At right, you see Poster 284, another brand new motivational intervention. You can ask your students to create their own "Graduate Magazine" like the one shown here.
The Most Amazing Motivational Strategies
for the Most Unmotivated Students
It Slices! It Dices! It Graduates!
This intervention can be used in dozens of ways. It's a play on the type of glib, hard-to-forget slogans you hear in infomercials. It's a big hit at our workshops. Our inservice workshops are coming soon, so you can get more strategies like this one at that conference. If you have a bad budget, you can still attend because our blog subscribers can come for just $84, which is half-price. Click here for details.
Here's the motivational strategy– but remember this intervention works really well in lots of different ways– as a sign, poster, card, name tag, door hanger, t-shirt, or even as a note on your board.
Write on the sign, poster, or whatever modality you choose: "Ask me how to earn $329,000." (That is how much more students will earn if they get a high school dipoma.)
Motivation: the Movie
View our new, free video tutorials on motivating unmotivated students. (We also have longer online video classes on motivational strategies too.) These videos are packed with ideas to motivate students.
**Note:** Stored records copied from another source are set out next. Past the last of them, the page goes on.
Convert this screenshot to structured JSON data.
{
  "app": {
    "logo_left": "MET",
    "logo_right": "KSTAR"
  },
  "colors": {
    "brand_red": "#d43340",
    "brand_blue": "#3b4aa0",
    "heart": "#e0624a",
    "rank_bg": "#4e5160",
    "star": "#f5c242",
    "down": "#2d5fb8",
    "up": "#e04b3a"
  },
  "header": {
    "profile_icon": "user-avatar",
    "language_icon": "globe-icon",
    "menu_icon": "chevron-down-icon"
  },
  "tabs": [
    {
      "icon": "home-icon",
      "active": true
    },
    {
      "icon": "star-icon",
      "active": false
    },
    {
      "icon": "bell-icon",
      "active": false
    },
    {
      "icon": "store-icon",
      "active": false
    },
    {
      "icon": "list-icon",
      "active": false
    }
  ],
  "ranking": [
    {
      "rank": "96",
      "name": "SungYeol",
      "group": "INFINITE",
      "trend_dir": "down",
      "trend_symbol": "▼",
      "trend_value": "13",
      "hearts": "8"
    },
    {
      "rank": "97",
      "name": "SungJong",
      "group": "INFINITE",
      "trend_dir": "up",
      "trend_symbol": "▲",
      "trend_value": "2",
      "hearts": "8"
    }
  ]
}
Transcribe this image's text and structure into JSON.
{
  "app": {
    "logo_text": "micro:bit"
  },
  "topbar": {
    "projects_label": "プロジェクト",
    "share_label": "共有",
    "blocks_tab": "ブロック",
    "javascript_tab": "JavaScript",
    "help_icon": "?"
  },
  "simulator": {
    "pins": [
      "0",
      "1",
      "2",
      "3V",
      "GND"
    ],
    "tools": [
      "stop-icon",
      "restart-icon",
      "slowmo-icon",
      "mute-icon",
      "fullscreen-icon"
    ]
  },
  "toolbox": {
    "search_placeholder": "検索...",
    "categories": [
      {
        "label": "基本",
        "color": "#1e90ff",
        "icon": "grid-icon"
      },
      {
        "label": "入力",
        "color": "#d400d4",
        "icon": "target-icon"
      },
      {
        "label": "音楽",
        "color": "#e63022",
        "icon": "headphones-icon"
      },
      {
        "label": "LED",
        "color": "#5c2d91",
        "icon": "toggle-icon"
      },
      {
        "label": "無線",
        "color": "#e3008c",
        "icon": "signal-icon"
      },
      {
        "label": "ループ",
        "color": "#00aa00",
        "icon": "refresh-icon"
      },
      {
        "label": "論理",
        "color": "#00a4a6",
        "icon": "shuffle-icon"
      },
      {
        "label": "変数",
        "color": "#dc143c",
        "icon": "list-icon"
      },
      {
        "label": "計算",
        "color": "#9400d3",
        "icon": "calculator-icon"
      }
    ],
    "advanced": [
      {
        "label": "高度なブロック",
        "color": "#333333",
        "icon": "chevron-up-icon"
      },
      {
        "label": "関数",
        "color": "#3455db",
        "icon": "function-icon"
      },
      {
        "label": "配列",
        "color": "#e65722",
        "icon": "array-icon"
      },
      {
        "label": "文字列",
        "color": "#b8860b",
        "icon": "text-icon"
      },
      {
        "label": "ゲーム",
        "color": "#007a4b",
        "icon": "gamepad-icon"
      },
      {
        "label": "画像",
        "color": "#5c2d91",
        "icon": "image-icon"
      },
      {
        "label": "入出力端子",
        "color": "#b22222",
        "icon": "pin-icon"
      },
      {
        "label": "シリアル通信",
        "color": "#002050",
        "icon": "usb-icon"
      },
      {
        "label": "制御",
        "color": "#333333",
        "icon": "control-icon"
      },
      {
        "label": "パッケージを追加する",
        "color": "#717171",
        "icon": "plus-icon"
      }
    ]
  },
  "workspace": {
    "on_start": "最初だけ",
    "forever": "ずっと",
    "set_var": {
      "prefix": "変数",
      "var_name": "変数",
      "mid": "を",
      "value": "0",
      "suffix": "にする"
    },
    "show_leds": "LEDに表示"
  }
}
These strategies are such big stars that they've got their own movies. This is such a quick, easy way to learn a lot of dynamic student motivational methods in a short time.
Even better, for now, these video tutorials are free. We hope you'll give our new movies great reviews.
You Have the Power
Here are some inspiring words to urge your students to finish school. These words could be on a poster on your wall, or they can be used verbally. These words are intended for use with students who are in crisis, using substances, self-destructive, or involved in self-harming behaviors.
Say: "The same power that you have to destroy yourself, you have to save yourself." The words are attributed to Les Paul, the legendary musician, who overcame enormous difficulty to reach his dreams. A good follow-up activity: ask students to read about Les Paul's determination.
It's Your Choice: Twice the Pain or Twice the Gain?
Hopefully you've already been teaching your students that being a high school dropout is like starting a race miles behind everyone else. As we've told you in past issues of this blog, dropouts are the last hired and the first fired. When economics are rough like right now, dropouts suffer disproportionately.
Here is just one example that makes a great motivational strategy. The higher the education level, the lower the unemployment rate. That may happen because grads have more education and skills to fall back on. How disproportionate does it get? Dropouts' unemployment is about twice that of peers who graduate– and just one more of a million reasons to finish school.
There's No "Q" in Classroom
This intervention would work best as a poster on your wall. Write "There's no QUIT in this classroom. How can I help you succeed?"
Next, dialogue with students about how you can assist them throughout this school year– even when they feel like quitting because a task is hard, or they are faced with other kinds of problems.
This is a perfect intervention for work refusers. Work refusers tend to be a very hot topic in our live workshops. We spend hours on them. If you can't attend a live inservice course with us, hopefully this intervention will help a bit.